According to two comprehensive studies published in 2021, the food we eat is responsible for an astounding one-third of global greenhouse gas emissions caused by human activities.
“When people talk about food systems, they always think about the cow in the field,” says statistician Francesco Tubiello, lead author of one of the studies published in Environmental Research Letters last June. True, cows contribute significantly to methane emissions, which, like other greenhouse gases, trap heat in the atmosphere. However, methane, carbon dioxide, and other greenhouse gases are released from a variety of other sources throughout the food production chain.
Before 2021, scientists like Tubiello of the United Nations Food and Agriculture Organization were well aware that agriculture and related land use changes accounted for roughly 20% of global greenhouse gas emissions. Such land use changes include clearing forests for cattle grazing and pumping groundwater to flood fields for agricultural purposes.
However, new modeling techniques developed by Tubiello and colleagues, as well as a study conducted by a group at the European Commission with whom Tubiello collaborated, revealed another major source of emissions: the food supply chain. All of the steps involved in getting food from the farm to our plates to the landfill — transportation, processing, cooking, and food waste — increase food-related emissions by 20 to 33 percent.
To slow climate change, the foods we eat deserve major attention, just like fossil fuel burning, says Amos Tai, an environmental scientist at the Chinese University of Hong Kong. The fuller picture of food-related emissions demonstrates that the world needs to make drastic changes to the food system if we are to reach international goals for reducing global warming.
Scientists have gained a better understanding of global human-related emissions in recent years thanks to databases such as the European Union’s EDGAR, or Emissions Database for Global Atmospheric Research.

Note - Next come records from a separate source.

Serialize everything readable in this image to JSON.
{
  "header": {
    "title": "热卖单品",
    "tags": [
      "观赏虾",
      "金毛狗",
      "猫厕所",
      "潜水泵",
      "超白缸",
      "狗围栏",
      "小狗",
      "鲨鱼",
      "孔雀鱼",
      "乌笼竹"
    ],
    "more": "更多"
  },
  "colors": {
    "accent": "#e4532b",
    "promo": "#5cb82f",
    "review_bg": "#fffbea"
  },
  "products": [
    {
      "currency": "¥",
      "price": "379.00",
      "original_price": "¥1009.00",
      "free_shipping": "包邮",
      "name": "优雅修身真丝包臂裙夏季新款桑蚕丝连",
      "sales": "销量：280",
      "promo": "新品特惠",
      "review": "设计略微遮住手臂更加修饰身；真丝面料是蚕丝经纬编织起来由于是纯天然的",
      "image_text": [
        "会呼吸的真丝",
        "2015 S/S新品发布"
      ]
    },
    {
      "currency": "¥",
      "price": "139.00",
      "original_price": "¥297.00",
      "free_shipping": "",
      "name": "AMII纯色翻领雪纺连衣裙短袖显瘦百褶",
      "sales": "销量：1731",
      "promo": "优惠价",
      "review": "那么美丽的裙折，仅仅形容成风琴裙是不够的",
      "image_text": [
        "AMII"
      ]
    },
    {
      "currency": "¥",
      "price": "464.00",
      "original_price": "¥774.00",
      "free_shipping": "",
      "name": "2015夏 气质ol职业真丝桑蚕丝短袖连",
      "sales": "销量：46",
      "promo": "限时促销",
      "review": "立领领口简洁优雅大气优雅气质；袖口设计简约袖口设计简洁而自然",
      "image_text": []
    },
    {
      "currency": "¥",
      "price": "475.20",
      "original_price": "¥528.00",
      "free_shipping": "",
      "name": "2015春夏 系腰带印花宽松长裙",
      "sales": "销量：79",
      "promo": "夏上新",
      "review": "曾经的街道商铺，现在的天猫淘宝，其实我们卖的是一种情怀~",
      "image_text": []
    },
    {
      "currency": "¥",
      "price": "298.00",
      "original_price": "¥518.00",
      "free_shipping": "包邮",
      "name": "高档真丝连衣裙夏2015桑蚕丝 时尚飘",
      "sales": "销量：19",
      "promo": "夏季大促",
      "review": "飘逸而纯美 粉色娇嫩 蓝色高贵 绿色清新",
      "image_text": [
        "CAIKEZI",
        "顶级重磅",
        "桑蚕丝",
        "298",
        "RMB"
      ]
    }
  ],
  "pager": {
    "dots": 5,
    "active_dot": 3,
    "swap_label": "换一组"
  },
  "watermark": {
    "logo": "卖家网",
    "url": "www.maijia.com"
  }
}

Change from developing countries
Scientists have gained a better understanding of global human-related emissions in recent years thanks to databases such as the European Union’s EDGAR, or Emissions Database for Global Atmospheric Research. From 1970 to the present, the database covers every country’s human-emitting activities, from energy production to landfill waste. According to Monica Crippa, a scientific officer at the European Commission’s Joint Research Centre, EDGAR uses a unified methodology to calculate emissions for all economic sectors.
Crippa and colleagues created EDGAR-FOOD, a companion database of food system-related emissions, with assistance from Tubiello. Using the same database as Tubiello’s group, the researchers arrived at the same one-third estimate.
Crippa’s team’s calculations, reported in Nature Food in March 2021, split food system emissions into four broad categories: land (including both agriculture and related land use changes), energy (used for producing, processing, packaging and transporting goods), industry (including the production of chemicals used in farming and materials used to package food) and waste (from unused food).
According to Crippa, the land sector is the most responsible for food system emissions, accounting for roughly 70% of the global total. However, the picture differs depending on the country. Because the United States and other developed countries rely on highly centralized megafarms for a large portion of their food production, the categories of energy, industry, and waste account for more than half of these countries’ food system emissions.
Agriculture and changing land use are far greater contributors in developing countries. Emissions in historically less developed countries have also been rising in the last 30 years, as these countries have cut down wild areas to make way for industrial farming and begun eating more meat, which is another major contributor to emissions that has an impact on all four categories.
As a result, agriculture and related landscape shifts have driven major increases in food system emissions among developing countries in recent decades, while emissions in developed countries have not grown.
For instance, China’s food emissions shot up by almost 50 percent from 1990 to 2018, largely due to a rise in meat-eating, according to the EDGAR-FOOD database. In 1980, the average Chinese person ate about 30 grams of meat a day, Tai says. In 2010, the average person in China ate almost five times as much, or just under 150 grams of meat a day.
In recent years, Crippa says, six economies, the top emitters, have been responsible for more than half of total global food emissions. These economies, in order, are China, Brazil, the United States, India, Indonesia and the European Union. The immense populations of China and India help drive their high numbers. Brazil and Indonesia make the list because large swaths of their rainforests have been cut down to make room for farming. When those trees come down, vast amounts of carbon flow into the atmosphere.
Because of their high meat consumption, the United States and the European Union are on the list. Meat and other animal products account for the vast majority of food-related emissions in the United States, according to Richard Waite, a researcher at the World Resources Institute’s food program in Washington, D.C.
In the United States, waste is also a major issue: According to a 2021 report from the United States Environmental Protection Agency, more than one-third of food produced is never consumed. Food that goes uneaten wastes the resources used to produce, transport, and package it. Furthermore, uneaten food ends up in landfills, where it decomposes and emits methane, carbon dioxide, and other gases.